He also said that he still doesn't understand all the rules of the game, and that was obviously one of them.
"When a kid gets a football for Christmas in the U.S.," Wing said, "he throws it around. When we get one in Australia, we kick it around."
Three years ago, the high school athlete from Melbourne had visions of a spot on an Australian Rules pro football team. His dad had done that and had a tryout with the Detroit Lions before playing on an NFL Europe team.
But when Wing got cut from his team in Melbourne, he looked for other options.
"I realized it was a big world out there," he said.
His parents had friends in Baton Rouge, La., so Wing asked to go and live with them as an exchange student for his senior year of high school. When his punting became a big weapon for Parkview Baptist High, LSU Coach Les Miles gave him a scholarship, redshirted him last season and unveiled him to the college football world this fall.
The statistical results have been amazing. Wing has had only 17 of his 50 punts returned, for a total of just six yards — or a tad over one foot per return. He has averaged 44.1 yards and had 18 punts go over 50. His accuracy has been more valuable than his distance.
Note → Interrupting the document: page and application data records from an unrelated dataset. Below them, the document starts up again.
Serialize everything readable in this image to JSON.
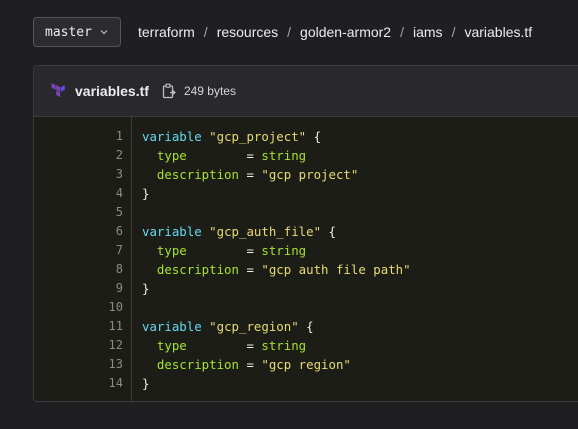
{
  "branch": {
    "label": "master"
  },
  "breadcrumb": [
    "terraform",
    "resources",
    "golden-armor2",
    "iams",
    "variables.tf"
  ],
  "breadcrumb_separator": "/",
  "file": {
    "name": "variables.tf",
    "size": "249 bytes"
  },
  "code_lines": [
    {
      "n": "1",
      "parts": [
        {
          "t": "variable",
          "c": "kw"
        },
        {
          "t": " ",
          "c": "op"
        },
        {
          "t": "\"gcp_project\"",
          "c": "str"
        },
        {
          "t": " {",
          "c": "op"
        }
      ]
    },
    {
      "n": "2",
      "parts": [
        {
          "t": "  ",
          "c": "op"
        },
        {
          "t": "type",
          "c": "attr"
        },
        {
          "t": "        = ",
          "c": "op"
        },
        {
          "t": "string",
          "c": "attr"
        }
      ]
    },
    {
      "n": "3",
      "parts": [
        {
          "t": "  ",
          "c": "op"
        },
        {
          "t": "description",
          "c": "attr"
        },
        {
          "t": " = ",
          "c": "op"
        },
        {
          "t": "\"gcp project\"",
          "c": "str"
        }
      ]
    },
    {
      "n": "4",
      "parts": [
        {
          "t": "}",
          "c": "op"
        }
      ]
    },
    {
      "n": "5",
      "parts": []
    },
    {
      "n": "6",
      "parts": [
        {
          "t": "variable",
          "c": "kw"
        },
        {
          "t": " ",
          "c": "op"
        },
        {
          "t": "\"gcp_auth_file\"",
          "c": "str"
        },
        {
          "t": " {",
          "c": "op"
        }
      ]
    },
    {
      "n": "7",
      "parts": [
        {
          "t": "  ",
          "c": "op"
        },
        {
          "t": "type",
          "c": "attr"
        },
        {
          "t": "        = ",
          "c": "op"
        },
        {
          "t": "string",
          "c": "attr"
        }
      ]
    },
    {
      "n": "8",
      "parts": [
        {
          "t": "  ",
          "c": "op"
        },
        {
          "t": "description",
          "c": "attr"
        },
        {
          "t": " = ",
          "c": "op"
        },
        {
          "t": "\"gcp auth file path\"",
          "c": "str"
        }
      ]
    },
    {
      "n": "9",
      "parts": [
        {
          "t": "}",
          "c": "op"
        }
      ]
    },
    {
      "n": "10",
      "parts": []
    },
    {
      "n": "11",
      "parts": [
        {
          "t": "variable",
          "c": "kw"
        },
        {
          "t": " ",
          "c": "op"
        },
        {
          "t": "\"gcp_region\"",
          "c": "str"
        },
        {
          "t": " {",
          "c": "op"
        }
      ]
    },
    {
      "n": "12",
      "parts": [
        {
          "t": "  ",
          "c": "op"
        },
        {
          "t": "type",
          "c": "attr"
        },
        {
          "t": "        = ",
          "c": "op"
        },
        {
          "t": "string",
          "c": "attr"
        }
      ]
    },
    {
      "n": "13",
      "parts": [
        {
          "t": "  ",
          "c": "op"
        },
        {
          "t": "description",
          "c": "attr"
        },
        {
          "t": " = ",
          "c": "op"
        },
        {
          "t": "\"gcp region\"",
          "c": "str"
        }
      ]
    },
    {
      "n": "14",
      "parts": [
        {
          "t": "}",
          "c": "op"
        }
      ]
    }
  ],
  "icons": [
    "chevron-down-icon",
    "terraform-icon",
    "copy-icon"
  ],
  "colors": {
    "keyword": "#66d9ef",
    "string": "#e6db74",
    "attribute": "#a6e22e",
    "terraform_brand": "#7b42bc"
  }
}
He has stopped 23 inside the 20 and 11 inside the 10.
His 73-yarder against Alabama is the third longest in school history and he said he had one go 99 yards in practice this year. "There was a lot of wind and it got a good bounce," he added.
Besides punting with his left foot, which gives the ball a different spin, Wing said his style is unique because of his background in Australian Rules football, where the entire game is kicking from all angles and distances, and always under duress.
"I sometimes take a little longer out there," he said, "because I'm more comfortable kicking with people around me. I can try different things, kick the ball with the toe down so I can stop it, pooch it down there inside the 10, or run a few steps and get a different angle.
"I try to be unpredictable. I want the other team to worry about me."
Wing said that there were no plays in the LSU playbook for him to run on a fake punt, "but if I were doing the playbook, there'd be one in there."
He said that he hadn't gotten into trash-talking because "even if I did, with my accent, nobody would understand a word I said."
During his interview session, seven different men with perfect hair and microphones asked whether he had eaten at Outback Steakhouse. He answered each the same: "Yes, I have. No, it isn't like Australian food. If they say it is, it's a lie."
The seventh answer was preceded by a roll of his eyes. Wing was gradually realizing that being a rock star/punter may not always be such a kick.